Final Blog/ Going forward with devotion and progress

Left: Taken outside Memorial Union’s construction site/ Right: “Forward” by Jean Pond Miner Coburn, Hammered copper with cast bronze base

Every single time I walk past the Memorial Union construction site I chuckle at all the promotional signage. The Wisconsin Idea needs a firm foundation. Okay, yes please. If you continue walking past the construction site and make your way into the Wisconsin Historical Society building you will be greeted by Jean Pond Miner Coburn’s sculpture Forward. Oh, the irony. It is only appropriate that I sit here writing my last blog post for our Scholar Activism class perched two floors above Miner’s sculpture. A plaque explains that Miner created Forward as:

“An allegory of devotion and progress, qualities she felt Wisconsin embodied.”

[Another interesting fact: the plaque states that Wisconsin women raised the necessary funds in 1893 for the creation of Miner’s sculpture. It was also women who later helped raise funds for the sculpture’s long-term preservation after it weathered many seasons outside the Wisconsin State Capitol building.]

So, how can we go forward with devotion and progress? How can we, as scholar-activists, carry this into tomorrow? Throughout the semester our class has been privileged to listen — first-hand — to the stories and the personal reflections from many trailblazing scholar-activists. We’ve been made privy to the trials and tribulations of their tightrope journeys as they navigate and negotiate the tensions inherent in the identity of scholar activists. All of their stories have challenged me to think critically about my positionality and beliefs as I patch together my own iterative scholar-activist identity. I’m leaving plenty of room for error, figuratively and literally. Above all, I have learned how to listen with more than just my ears. I have learned to listen more deeply and with greater patience when I deeply disagree with someone’s activist motivation or personal beliefs. I have learned to appreciate and welcome feeling uncomfortable, to embrace discomfort as a reminder to dissect and examine why I am feeling that way.

This week I was inspired by our two guests’ humility and candor. Brilliant and incisive, I was in awe of Stefanie DeLuca, associate professor of sociology at Johns Hopkins and Jessie Daniels, professor of public heath, sociology, critical psychology at CUNY. Something that stuck with me after class was how DeLuca first began by saying she has a passion for the active part of activism, encouraging us to get outside our comfort zones and ask questions of others (college that gorilla data!) but to also listen and observe. She wholeheartedly advised us to do so with open hearts and modest minds and to embrace empathetic discourse.

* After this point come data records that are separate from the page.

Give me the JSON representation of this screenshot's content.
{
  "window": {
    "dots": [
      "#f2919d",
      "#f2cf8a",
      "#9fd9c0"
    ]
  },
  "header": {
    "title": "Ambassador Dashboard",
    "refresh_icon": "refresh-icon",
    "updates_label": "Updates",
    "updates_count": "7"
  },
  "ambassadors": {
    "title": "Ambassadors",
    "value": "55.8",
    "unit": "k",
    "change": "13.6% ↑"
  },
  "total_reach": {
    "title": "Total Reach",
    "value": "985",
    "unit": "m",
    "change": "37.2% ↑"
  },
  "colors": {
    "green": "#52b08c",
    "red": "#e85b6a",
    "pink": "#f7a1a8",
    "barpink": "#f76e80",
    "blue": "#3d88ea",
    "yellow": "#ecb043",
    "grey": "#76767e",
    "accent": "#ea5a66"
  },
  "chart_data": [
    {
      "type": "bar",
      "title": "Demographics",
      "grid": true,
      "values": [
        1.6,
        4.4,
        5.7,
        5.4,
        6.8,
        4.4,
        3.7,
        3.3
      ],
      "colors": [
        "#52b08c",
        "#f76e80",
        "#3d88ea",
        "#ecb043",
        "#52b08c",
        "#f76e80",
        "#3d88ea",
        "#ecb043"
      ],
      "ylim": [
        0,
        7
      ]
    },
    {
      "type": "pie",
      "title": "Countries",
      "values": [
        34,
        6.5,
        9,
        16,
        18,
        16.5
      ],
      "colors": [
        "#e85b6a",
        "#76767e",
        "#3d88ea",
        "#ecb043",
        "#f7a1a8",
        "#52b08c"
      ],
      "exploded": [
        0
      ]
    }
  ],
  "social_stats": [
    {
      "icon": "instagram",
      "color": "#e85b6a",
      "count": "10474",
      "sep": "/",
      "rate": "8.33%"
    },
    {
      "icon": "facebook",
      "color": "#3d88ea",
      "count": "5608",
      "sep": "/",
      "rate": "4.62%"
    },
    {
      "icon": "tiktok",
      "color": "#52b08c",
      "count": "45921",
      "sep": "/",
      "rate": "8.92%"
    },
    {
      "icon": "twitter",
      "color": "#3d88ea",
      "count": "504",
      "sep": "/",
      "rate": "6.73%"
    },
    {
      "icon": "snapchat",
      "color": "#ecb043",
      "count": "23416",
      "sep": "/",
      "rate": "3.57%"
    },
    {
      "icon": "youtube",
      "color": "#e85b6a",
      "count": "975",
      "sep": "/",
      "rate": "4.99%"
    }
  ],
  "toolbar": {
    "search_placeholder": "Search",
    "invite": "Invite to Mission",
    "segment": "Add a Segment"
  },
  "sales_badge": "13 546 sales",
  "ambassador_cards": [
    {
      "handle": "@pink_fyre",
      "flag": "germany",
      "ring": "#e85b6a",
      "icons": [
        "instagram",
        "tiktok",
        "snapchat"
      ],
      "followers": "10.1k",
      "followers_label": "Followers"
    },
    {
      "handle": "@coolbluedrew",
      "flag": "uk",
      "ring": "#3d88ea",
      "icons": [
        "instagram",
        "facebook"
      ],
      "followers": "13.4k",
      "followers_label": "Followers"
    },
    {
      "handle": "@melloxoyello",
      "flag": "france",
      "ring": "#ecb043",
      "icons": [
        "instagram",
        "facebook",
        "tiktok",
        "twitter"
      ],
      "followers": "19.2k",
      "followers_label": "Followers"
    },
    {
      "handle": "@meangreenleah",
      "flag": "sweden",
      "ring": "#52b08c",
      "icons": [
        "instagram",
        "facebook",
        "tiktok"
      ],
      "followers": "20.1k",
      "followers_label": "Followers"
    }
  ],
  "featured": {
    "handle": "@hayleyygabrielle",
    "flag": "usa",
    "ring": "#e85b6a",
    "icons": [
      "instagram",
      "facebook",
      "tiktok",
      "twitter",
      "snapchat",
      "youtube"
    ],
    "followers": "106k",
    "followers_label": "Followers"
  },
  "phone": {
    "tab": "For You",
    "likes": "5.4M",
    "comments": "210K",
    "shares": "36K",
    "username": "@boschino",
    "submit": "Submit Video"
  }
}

In a complimentary vein, Jessie Daniels encouraged us to proactively reflect on the kind of difference we want to make in the world with our scholarship. Daniels explained that “it means re-thinking the kinds of questions you are asking with your research [and] which you audience you want to reach with it.” Yes, I can do just that.

To take it one step further, might we then agree with David S. Meyer’s notion that “useful scholarship comes from placing activist questions at the center of research projects” and that “we should try to answer critical questions where we are animated by a passionate concern for finding truth”? Meyers concludes his chapter “Scholarship That Might Matter” with this incredibly poignant thought, one that I thought encapsulates so much of what we have investigated and interrogated these last few months as a class:

“By opening that space for activists within the academy, we can afford them a place to reflect on their own efforts and make use of whatever scholarly wisdom is available, writing in language that is accessible to nonspecialists. We can benefit from an approach that treats academic research as a means to answer questions that are important outside the academy. If we do so, we can reasonably assume it will improve not only our scholarship, but also our citizenship” (p. 203–204).

To come full circle: I believe that if we remain fueled by devotion and progress, and open hearts and modest minds, we can then go forward with whatever assemblage of scholar-activism we pursue. So let’s open that space up and build a guest house.